Please reproduce every record exactly as written, leaving out the pictures.

*** Opening Dataset ***

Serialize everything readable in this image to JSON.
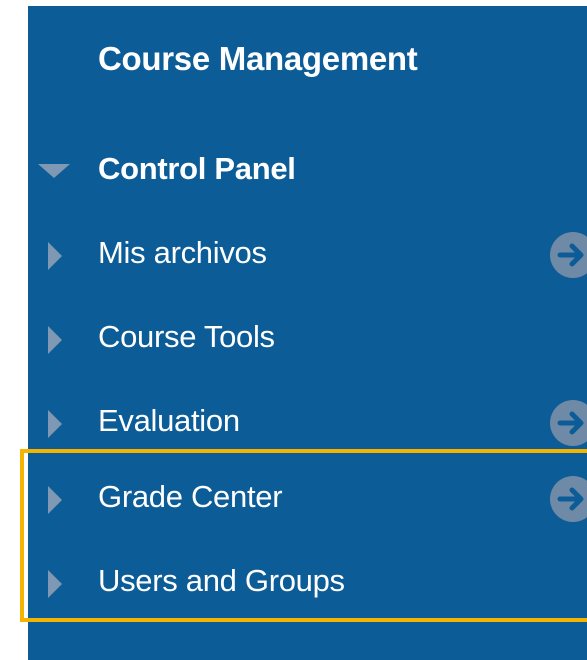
{
  "panel": {
    "title": "Course Management",
    "items": [
      {
        "label": "Control Panel",
        "expanded": true,
        "bold": true,
        "has_action": false
      },
      {
        "label": "Mis archivos",
        "expanded": false,
        "bold": false,
        "has_action": true
      },
      {
        "label": "Course Tools",
        "expanded": false,
        "bold": false,
        "has_action": false
      },
      {
        "label": "Evaluation",
        "expanded": false,
        "bold": false,
        "has_action": true
      },
      {
        "label": "Grade Center",
        "expanded": false,
        "bold": false,
        "has_action": true,
        "highlighted": true
      },
      {
        "label": "Users and Groups",
        "expanded": false,
        "bold": false,
        "has_action": false,
        "highlighted": true
      }
    ],
    "icons": {
      "expanded": "triangle-down-icon",
      "collapsed": "triangle-right-icon",
      "action": "arrow-circle-right-icon"
    }
  },
  "colors": {
    "panel_background": "#0c5c97",
    "text": "#ffffff",
    "toggle_triangle": "#7f98b3",
    "action_circle": "#6f8aa7",
    "highlight_border": "#f5b400"
  }
}
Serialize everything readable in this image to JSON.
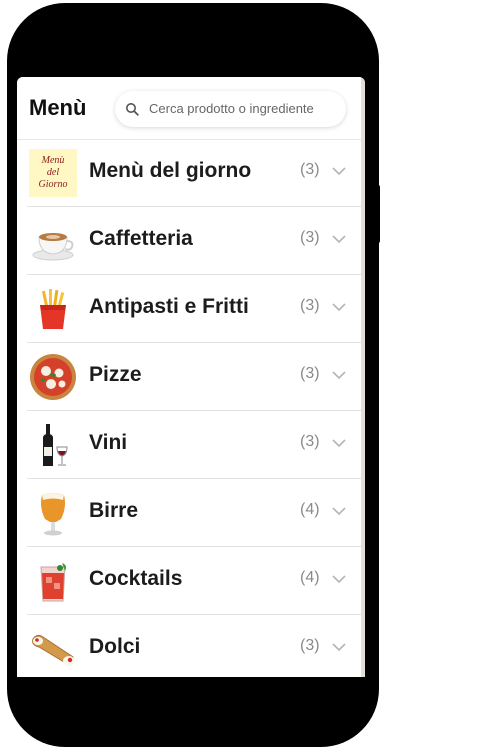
{
  "header": {
    "title": "Menù",
    "search_placeholder": "Cerca prodotto o ingrediente"
  },
  "categories": [
    {
      "name": "Menù del giorno",
      "count": "(3)",
      "icon": "menu-del-giorno-card",
      "icon_lines": [
        "Menù",
        "del",
        "Giorno"
      ]
    },
    {
      "name": "Caffetteria",
      "count": "(3)",
      "icon": "coffee-cup-icon"
    },
    {
      "name": "Antipasti e Fritti",
      "count": "(3)",
      "icon": "fries-icon"
    },
    {
      "name": "Pizze",
      "count": "(3)",
      "icon": "pizza-icon"
    },
    {
      "name": "Vini",
      "count": "(3)",
      "icon": "wine-icon"
    },
    {
      "name": "Birre",
      "count": "(4)",
      "icon": "beer-icon"
    },
    {
      "name": "Cocktails",
      "count": "(4)",
      "icon": "cocktail-icon"
    },
    {
      "name": "Dolci",
      "count": "(3)",
      "icon": "cannolo-icon"
    }
  ],
  "colors": {
    "phone_frame": "#000000",
    "text": "#1c1c1c",
    "count": "#8a8a8a",
    "divider": "#e2e2e2"
  }
}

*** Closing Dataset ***

▶ [Task response]:
Serialize everything readable in this image to JSON.
{
  "panel": {
    "title": "Course Management",
    "items": [
      {
        "label": "Control Panel",
        "expanded": true,
        "bold": true,
        "has_action": false
      },
      {
        "label": "Mis archivos",
        "expanded": false,
        "bold": false,
        "has_action": true
      },
      {
        "label": "Course Tools",
        "expanded": false,
        "bold": false,
        "has_action": false
      },
      {
        "label": "Evaluation",
        "expanded": false,
        "bold": false,
        "has_action": true
      },
      {
        "label": "Grade Center",
        "expanded": false,
        "bold": false,
        "has_action": true,
        "highlighted": true
      },
      {
        "label": "Users and Groups",
        "expanded": false,
        "bold": false,
        "has_action": false,
        "highlighted": true
      }
    ],
    "icons": {
      "expanded": "triangle-down-icon",
      "collapsed": "triangle-right-icon",
      "action": "arrow-circle-right-icon"
    }
  },
  "colors": {
    "panel_background": "#0c5c97",
    "text": "#ffffff",
    "toggle_triangle": "#7f98b3",
    "action_circle": "#6f8aa7",
    "highlight_border": "#f5b400"
  }
}
Serialize everything readable in this image to JSON.
{
  "header": {
    "title": "Menù",
    "search_placeholder": "Cerca prodotto o ingrediente"
  },
  "categories": [
    {
      "name": "Menù del giorno",
      "count": "(3)",
      "icon": "menu-del-giorno-card",
      "icon_lines": [
        "Menù",
        "del",
        "Giorno"
      ]
    },
    {
      "name": "Caffetteria",
      "count": "(3)",
      "icon": "coffee-cup-icon"
    },
    {
      "name": "Antipasti e Fritti",
      "count": "(3)",
      "icon": "fries-icon"
    },
    {
      "name": "Pizze",
      "count": "(3)",
      "icon": "pizza-icon"
    },
    {
      "name": "Vini",
      "count": "(3)",
      "icon": "wine-icon"
    },
    {
      "name": "Birre",
      "count": "(4)",
      "icon": "beer-icon"
    },
    {
      "name": "Cocktails",
      "count": "(4)",
      "icon": "cocktail-icon"
    },
    {
      "name": "Dolci",
      "count": "(3)",
      "icon": "cannolo-icon"
    }
  ],
  "colors": {
    "phone_frame": "#000000",
    "text": "#1c1c1c",
    "count": "#8a8a8a",
    "divider": "#e2e2e2"
  }
}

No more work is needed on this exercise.